Mohit Kumar Goel has created a flutter in India launching the world’s cheapest smartphone.
Ringing Bells, the company that claims to have launched the cheapest smartphone in the world, is a newbie in the 100-million-units-annually sold Indian smartphone market.
While the unbelievably low price tag of Rs 251 has created interest among customers, what's even more intriguing is the background of the company.
Incorporated in September 2015, Ringing Bells is owned by a UP-based business family.
The company has three directors - Mohit Kumar Goel, Sushma Devi and Rajesh Kumar.
While Sushma and Rajesh are Mohit Goel's parents, the younger Goel, who studied at Amity University in Noida and has an MBA from Western Sydney University in New South Wales, is the face of the company.
Mohit's brother Anmol and wife Dhaarna are part of the company too, but the Goels mostly keep a low profile.
At the launch of the smartphone on Wednesday, most of the questions were fielded by Ashok Chadha, the president of Ringing Bells.
Chadha, who has 46 years of experience in chemicals, automobiles and the financial services industry, seemed more comfortable talking to the media than the Goels.
According to Chadha, the Goel family has been into the agri-commodity business, with interests in UP and Haryana, and is the proprietor of Ringing Bells.
The family is investing Rs 200 crore (Rs 2 billion) into the venture in the form of equity capital.
The funds will be used to set up two plants- one in Noida and another in Uttarakhand-to manufacture handsets.
In addition to the family investment, the company will raise Rs 300 crore (Rs in bank loans for the plants.
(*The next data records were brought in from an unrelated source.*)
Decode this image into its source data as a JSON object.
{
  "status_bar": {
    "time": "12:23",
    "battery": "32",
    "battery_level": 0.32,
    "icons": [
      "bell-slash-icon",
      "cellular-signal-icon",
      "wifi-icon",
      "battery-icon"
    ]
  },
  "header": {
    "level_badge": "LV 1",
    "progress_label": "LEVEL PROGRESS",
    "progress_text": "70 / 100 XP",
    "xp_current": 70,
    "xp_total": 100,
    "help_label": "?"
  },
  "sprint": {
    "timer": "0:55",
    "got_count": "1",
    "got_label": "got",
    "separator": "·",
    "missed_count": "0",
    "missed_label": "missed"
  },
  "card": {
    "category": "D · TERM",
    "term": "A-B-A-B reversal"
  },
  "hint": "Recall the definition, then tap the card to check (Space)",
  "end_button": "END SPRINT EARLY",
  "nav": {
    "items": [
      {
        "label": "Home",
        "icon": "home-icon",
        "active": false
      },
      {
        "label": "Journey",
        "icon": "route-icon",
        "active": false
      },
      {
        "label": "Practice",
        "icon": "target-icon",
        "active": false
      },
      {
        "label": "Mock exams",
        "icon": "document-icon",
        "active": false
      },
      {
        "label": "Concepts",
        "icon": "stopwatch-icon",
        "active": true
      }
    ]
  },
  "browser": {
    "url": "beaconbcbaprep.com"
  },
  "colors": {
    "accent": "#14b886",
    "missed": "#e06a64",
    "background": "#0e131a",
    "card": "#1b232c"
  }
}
"The Goel family has invested their savings into Ringing Bells," Chadha told reporters at the launch event.
Yet, how the Goels plan to make their venture profitable is a mystery.
At Rs 251, the smartphone is priced at one-tenth of its manufacturing cost of Rs 2,500.
The company is banking on an "innovative ecommerce platform" for marketing , savings on excise duty from local manufacturing, and economies of scale to cut production costs.
"These measures will result in savings of Rs 1,500 on the production cost," says Chadha.
However, experts say the costs don't add up.
They believe the components of the smartphone, which runs on Android 5.1 Lollipop operating system and has features such 1.3 GHz Quadcore processor, 1 GB RAM, 8GB internal memory and two, back and front cameras, can't be procured at Rs 1,000. Chadha did not reveal the company's plans further.
In a country like India where at least 150 smartphone companies are jostling for a share of the market, the adventure seems unusual to most industry players - who with years of experience and well established teams are finding it hard to hold on to their market.